## Exercise goal
Below are the entries; return every line among them that holds the word "number".

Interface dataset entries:
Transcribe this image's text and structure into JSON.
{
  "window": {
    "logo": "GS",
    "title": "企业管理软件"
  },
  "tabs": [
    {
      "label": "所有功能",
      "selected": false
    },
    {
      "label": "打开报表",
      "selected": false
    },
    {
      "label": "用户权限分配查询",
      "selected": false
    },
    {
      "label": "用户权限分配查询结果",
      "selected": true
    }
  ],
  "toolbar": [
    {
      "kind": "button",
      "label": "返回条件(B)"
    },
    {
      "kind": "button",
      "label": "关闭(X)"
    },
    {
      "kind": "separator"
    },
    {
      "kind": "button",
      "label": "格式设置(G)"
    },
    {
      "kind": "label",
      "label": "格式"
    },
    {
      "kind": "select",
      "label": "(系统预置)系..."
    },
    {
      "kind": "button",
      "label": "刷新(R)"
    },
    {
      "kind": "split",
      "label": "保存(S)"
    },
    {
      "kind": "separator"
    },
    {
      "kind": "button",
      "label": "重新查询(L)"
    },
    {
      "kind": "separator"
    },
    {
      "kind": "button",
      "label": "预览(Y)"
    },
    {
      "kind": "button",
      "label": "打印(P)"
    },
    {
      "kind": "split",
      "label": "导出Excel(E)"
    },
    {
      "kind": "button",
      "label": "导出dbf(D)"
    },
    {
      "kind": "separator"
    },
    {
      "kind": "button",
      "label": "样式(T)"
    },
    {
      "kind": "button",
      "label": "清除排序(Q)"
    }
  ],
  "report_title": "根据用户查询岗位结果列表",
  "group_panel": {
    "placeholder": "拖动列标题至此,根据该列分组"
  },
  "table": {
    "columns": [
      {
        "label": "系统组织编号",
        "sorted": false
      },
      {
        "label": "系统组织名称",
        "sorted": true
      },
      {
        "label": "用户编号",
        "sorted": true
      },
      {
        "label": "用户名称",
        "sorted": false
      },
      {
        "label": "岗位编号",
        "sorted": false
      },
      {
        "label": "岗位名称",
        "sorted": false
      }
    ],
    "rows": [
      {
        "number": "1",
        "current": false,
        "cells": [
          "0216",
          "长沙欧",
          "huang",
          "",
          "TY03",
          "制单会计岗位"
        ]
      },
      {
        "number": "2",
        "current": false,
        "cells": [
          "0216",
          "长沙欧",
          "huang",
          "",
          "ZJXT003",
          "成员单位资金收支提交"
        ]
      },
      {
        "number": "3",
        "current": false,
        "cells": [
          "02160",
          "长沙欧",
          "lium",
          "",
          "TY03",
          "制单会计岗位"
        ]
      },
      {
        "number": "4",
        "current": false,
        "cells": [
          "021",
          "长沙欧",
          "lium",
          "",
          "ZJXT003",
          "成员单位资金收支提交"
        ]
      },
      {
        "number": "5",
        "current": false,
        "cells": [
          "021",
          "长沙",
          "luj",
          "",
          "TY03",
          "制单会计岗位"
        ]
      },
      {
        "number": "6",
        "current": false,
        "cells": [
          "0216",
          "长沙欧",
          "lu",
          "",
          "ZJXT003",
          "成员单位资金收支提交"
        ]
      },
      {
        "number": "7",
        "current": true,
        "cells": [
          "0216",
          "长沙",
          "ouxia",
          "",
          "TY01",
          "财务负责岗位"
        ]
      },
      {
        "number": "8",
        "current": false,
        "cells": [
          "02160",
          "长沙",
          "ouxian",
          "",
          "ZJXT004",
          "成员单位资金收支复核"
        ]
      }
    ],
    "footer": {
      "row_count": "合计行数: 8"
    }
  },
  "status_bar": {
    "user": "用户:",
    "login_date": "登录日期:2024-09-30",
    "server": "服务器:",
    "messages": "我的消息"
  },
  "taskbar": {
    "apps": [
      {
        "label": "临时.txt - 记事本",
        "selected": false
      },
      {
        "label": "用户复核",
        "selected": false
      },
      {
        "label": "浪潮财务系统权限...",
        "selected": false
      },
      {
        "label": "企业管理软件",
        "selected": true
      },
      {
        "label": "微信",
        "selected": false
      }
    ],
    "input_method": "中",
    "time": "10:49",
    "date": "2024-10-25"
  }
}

## Answer
        "number": "1",
        "number": "2",
        "number": "3",
        "number": "4",
        "number": "5",
        "number": "6",
        "number": "7",
        "number": "8",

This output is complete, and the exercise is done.